This can be a problem when I leave the ambulance in one condition after a call, and then on the next call find my new partner has rearranged things. The BP cuff is no longer on the bench where I like it, but zippered up into a BP cuff case and placed in a cabinet out of reach. The worst is the oxygen. I leave the portable oxygen open. A new partner comes in, checks the oxygen and then shuts it off, but doesn’t bleed it down. We get a patient, I put them on a cannula, and it is not until we get to the hospital when I disconnect the cannula do I realize the tank had been turned off.
But really, it isn’t so bad. In practice, I often have one partner for ten of the twelve hours, and since I have been out here for over ten years now, I have gotten used to most of my partners and they have gotten used to me. Some of the partners I have out here I have worked on and off with the entire time I have been out here. Thus more often than not, we are in sync.

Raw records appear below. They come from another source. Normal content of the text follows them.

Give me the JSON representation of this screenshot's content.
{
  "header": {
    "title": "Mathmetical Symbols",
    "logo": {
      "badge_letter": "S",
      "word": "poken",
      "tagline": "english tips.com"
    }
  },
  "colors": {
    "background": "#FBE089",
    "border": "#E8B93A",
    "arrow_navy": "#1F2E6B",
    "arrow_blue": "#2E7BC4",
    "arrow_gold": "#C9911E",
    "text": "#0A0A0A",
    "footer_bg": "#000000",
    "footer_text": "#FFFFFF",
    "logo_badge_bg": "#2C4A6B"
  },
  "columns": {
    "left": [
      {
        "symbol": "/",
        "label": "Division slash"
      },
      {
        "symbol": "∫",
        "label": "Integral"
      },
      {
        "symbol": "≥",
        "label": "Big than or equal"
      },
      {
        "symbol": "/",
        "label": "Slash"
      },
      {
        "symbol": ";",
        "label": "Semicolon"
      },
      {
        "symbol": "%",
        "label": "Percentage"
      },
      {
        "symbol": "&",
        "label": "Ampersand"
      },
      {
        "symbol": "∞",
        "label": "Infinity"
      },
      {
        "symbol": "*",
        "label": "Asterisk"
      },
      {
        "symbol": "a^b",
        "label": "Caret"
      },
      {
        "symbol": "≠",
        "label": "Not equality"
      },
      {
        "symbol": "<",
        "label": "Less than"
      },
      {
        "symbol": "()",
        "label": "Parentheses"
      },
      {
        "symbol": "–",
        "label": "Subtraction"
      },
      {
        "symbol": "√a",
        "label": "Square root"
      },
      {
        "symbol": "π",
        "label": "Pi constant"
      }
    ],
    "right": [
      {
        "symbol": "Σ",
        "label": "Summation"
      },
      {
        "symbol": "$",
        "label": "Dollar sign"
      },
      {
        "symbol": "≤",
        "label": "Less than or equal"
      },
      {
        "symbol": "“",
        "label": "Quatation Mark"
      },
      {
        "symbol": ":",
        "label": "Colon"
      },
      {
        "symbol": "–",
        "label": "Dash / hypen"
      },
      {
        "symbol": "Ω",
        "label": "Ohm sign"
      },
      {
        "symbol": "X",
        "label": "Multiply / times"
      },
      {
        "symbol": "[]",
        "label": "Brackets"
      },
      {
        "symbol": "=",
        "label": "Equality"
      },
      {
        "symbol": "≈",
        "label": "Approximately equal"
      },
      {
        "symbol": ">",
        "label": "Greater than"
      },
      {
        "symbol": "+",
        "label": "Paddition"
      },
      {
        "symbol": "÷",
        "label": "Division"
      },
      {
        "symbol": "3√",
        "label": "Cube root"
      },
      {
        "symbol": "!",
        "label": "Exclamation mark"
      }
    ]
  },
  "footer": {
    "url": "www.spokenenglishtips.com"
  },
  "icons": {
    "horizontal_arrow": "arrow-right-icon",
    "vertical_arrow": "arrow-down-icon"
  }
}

I think it is more difficult for the EMTs to get used to the four different medics who work with them. All the medics like their stretchers put together differently. We all put electrodes in a different spot. We all have our own ways of working a call. Unless a patient needs immediate treatment, I prefer to get them out to the ambulance and on to the hospital, doing everything on the way. Some medics let their partners jump all over the patient taking vitals, asking history questions. Me, I prefer to be the one who asks the questions. I can’t stand it when a partner walks over me when I am interviewing the patient.
I pretty much insist on doing calls my way. I have been doing this for over twenty years now and have become fairly set in my style. Sometimes I will ask a partner for advice or a better idea on logistical issues, but for the most part I am comfortable with my own solutions.
Working as a single medic, I am always in charge. The calls are mine unless I turn them over to my partner to BLS it. Once I do, they are free to do the call the way they want. That said, I often will do the BLS call myself instead of turning it over depending on the patient’s issue and the partner I am working with. Some of my partners prefer to always drive, so when working with them, I tech all calls all the time, ALS and BLS.
Years ago, I saw a very funny cartoon which showed how people in EMS viewed each other. I don’t remember the whole cartoon, I just remembered how the EMT viewed the paramedic. The paramedic was drawn as Darth Vader.
I like to think I am benevolent. I rarely ever raise my voice or express displeasure. And when it comes to driving, I let my partner handle that. Unless they are driving like a mad person or unless they ask for directions, they control that aspect. I know some medics not only run the calls, but also do all the driving to the calls and from the hospitals back to town. The only time they don’t drive in when they are teching an ALS call.
This all is not to say that medics can’t learn a lot from their partners. A new medic particularly would be wise to listen to a more road experienced partner. The saying “Paramedics save patients, EMTs save paramedics” has a great deal of truth to it. A partner who knows what they are doing and what is expected of them can make or break a call for you. Even today, sometimes a partner will point something out to me I might have missed, and I am grateful for that.
A medic needs to know what their partner is capable of and plan accordingly. If you don’t think you can trust your partner’s blood pressure reading, then don’t trust it. Only assign them do what you know they are capable of. You can have them do anything, but you need to verify anything you are uncertain about. If a call goes bad, the medic has to take the rap. Publicly blaming a partner is not an excuse.